>>>

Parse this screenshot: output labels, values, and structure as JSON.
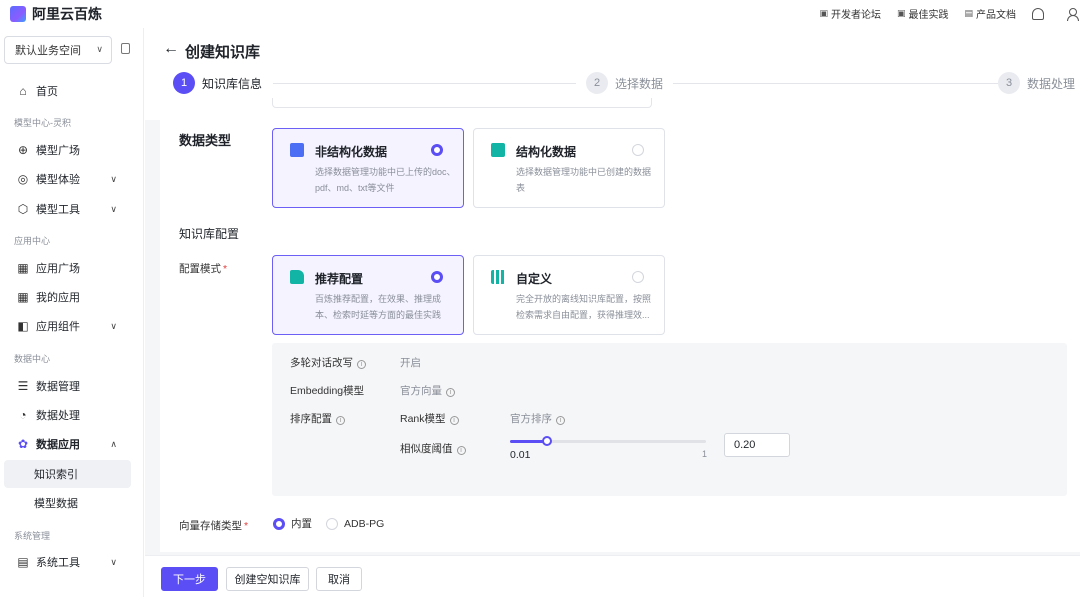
{
  "header": {
    "logo_text": "阿里云百炼",
    "links": [
      {
        "icon": "forum-icon",
        "label": "开发者论坛"
      },
      {
        "icon": "practice-icon",
        "label": "最佳实践"
      },
      {
        "icon": "doc-icon",
        "label": "产品文档"
      }
    ]
  },
  "sidebar": {
    "workspace": "默认业务空间",
    "home": "首页",
    "sections": {
      "model": "模型中心-灵积",
      "app": "应用中心",
      "data": "数据中心",
      "system": "系统管理"
    },
    "items": {
      "model_square": "模型广场",
      "model_experience": "模型体验",
      "model_tools": "模型工具",
      "app_square": "应用广场",
      "my_apps": "我的应用",
      "app_components": "应用组件",
      "data_mgmt": "数据管理",
      "data_processing": "数据处理",
      "data_apps": "数据应用",
      "knowledge_index": "知识索引",
      "model_data": "模型数据",
      "system_tools": "系统工具"
    }
  },
  "page": {
    "title": "创建知识库",
    "steps": [
      {
        "num": "1",
        "label": "知识库信息"
      },
      {
        "num": "2",
        "label": "选择数据"
      },
      {
        "num": "3",
        "label": "数据处理"
      }
    ]
  },
  "form": {
    "data_type_label": "数据类型",
    "data_type_options": [
      {
        "title": "非结构化数据",
        "desc": "选择数据管理功能中已上传的doc、pdf、md、txt等文件",
        "selected": true
      },
      {
        "title": "结构化数据",
        "desc": "选择数据管理功能中已创建的数据表",
        "selected": false
      }
    ],
    "kb_config_label": "知识库配置",
    "config_mode_label": "配置模式",
    "config_mode_options": [
      {
        "title": "推荐配置",
        "desc": "百炼推荐配置，在效果、推理成本、检索时延等方面的最佳实践",
        "selected": true
      },
      {
        "title": "自定义",
        "desc": "完全开放的离线知识库配置，按照检索需求自由配置，获得推理效...",
        "selected": false
      }
    ],
    "config": {
      "multi_turn_label": "多轮对话改写",
      "multi_turn_value": "开启",
      "embedding_label": "Embedding模型",
      "embedding_value": "官方向量",
      "ranking_label": "排序配置",
      "rank_model_label": "Rank模型",
      "rank_model_value": "官方排序",
      "similarity_label": "相似度阈值",
      "slider_min": "0.01",
      "slider_max": "1",
      "threshold_value": "0.20",
      "threshold_fraction": 0.19
    },
    "vector_store_label": "向量存储类型",
    "vector_store_options": [
      {
        "label": "内置",
        "selected": true
      },
      {
        "label": "ADB-PG",
        "selected": false
      }
    ]
  },
  "footer": {
    "next": "下一步",
    "create_empty": "创建空知识库",
    "cancel": "取消"
  },
  "colors": {
    "primary": "#5b4ef5",
    "required": "#e03e3e"
  }
}
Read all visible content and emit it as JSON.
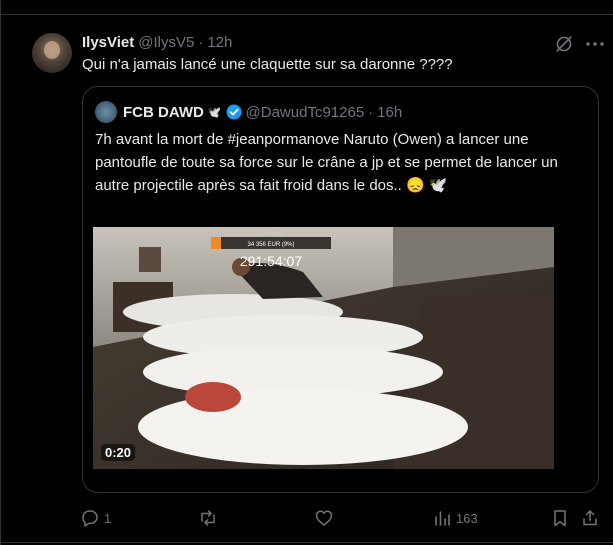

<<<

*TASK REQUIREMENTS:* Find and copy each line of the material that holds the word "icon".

*RESPONSE AREA:*
        "icon": "forum-icon",
        "icon": "practice-icon",
        "icon": "doc-icon",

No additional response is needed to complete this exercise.